◆ **Task objective**: Copy out each line of the data holding "avast".

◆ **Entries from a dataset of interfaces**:
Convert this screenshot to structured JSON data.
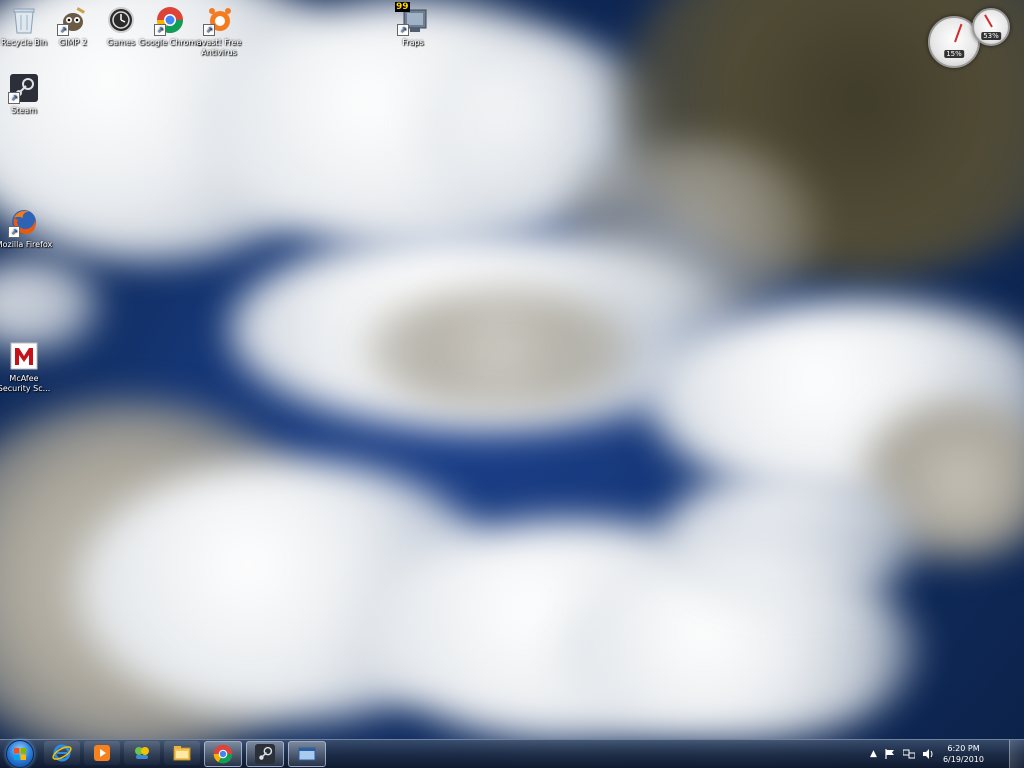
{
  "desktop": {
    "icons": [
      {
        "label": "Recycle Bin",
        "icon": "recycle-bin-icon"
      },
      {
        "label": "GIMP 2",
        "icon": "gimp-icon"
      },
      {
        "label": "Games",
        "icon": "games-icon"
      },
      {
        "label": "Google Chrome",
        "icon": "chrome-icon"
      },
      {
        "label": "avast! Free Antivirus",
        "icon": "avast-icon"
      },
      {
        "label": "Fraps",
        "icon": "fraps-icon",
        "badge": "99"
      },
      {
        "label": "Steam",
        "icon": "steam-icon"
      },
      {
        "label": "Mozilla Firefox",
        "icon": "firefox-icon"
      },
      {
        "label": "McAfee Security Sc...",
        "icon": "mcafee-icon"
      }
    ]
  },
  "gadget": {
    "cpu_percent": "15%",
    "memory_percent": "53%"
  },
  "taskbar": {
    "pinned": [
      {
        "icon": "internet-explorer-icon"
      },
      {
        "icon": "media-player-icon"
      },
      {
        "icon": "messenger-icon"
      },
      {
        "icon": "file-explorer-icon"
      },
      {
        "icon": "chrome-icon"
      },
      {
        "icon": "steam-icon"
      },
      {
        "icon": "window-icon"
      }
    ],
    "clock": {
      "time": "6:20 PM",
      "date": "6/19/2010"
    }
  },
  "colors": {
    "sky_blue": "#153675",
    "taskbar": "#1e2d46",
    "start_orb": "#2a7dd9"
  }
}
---
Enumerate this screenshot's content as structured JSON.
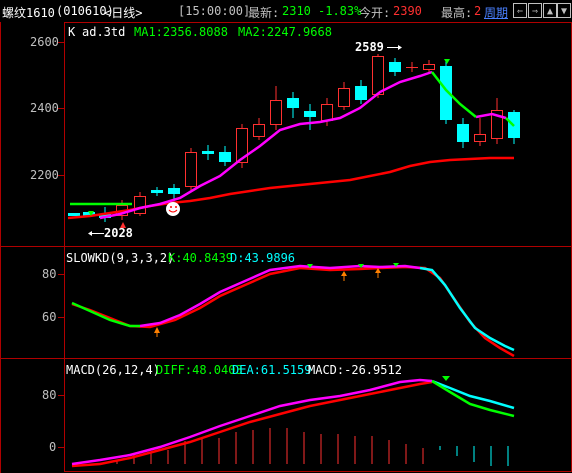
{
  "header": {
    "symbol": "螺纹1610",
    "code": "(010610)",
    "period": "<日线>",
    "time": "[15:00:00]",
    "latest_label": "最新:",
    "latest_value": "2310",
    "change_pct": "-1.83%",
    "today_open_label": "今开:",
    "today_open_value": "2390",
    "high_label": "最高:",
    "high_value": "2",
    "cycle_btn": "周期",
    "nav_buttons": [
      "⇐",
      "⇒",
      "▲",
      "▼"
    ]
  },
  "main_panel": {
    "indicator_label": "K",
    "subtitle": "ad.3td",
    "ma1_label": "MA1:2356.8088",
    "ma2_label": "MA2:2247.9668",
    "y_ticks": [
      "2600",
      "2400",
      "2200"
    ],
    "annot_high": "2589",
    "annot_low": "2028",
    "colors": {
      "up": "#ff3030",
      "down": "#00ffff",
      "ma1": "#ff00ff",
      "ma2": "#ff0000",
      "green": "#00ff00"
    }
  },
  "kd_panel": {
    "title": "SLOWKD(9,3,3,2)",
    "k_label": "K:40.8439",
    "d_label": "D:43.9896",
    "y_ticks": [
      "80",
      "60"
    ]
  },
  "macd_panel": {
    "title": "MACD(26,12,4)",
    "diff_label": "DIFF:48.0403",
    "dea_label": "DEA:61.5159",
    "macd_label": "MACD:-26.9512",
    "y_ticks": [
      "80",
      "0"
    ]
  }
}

◆ **Task output**:
        "label": "avast! Free Antivirus",
        "icon": "avast-icon"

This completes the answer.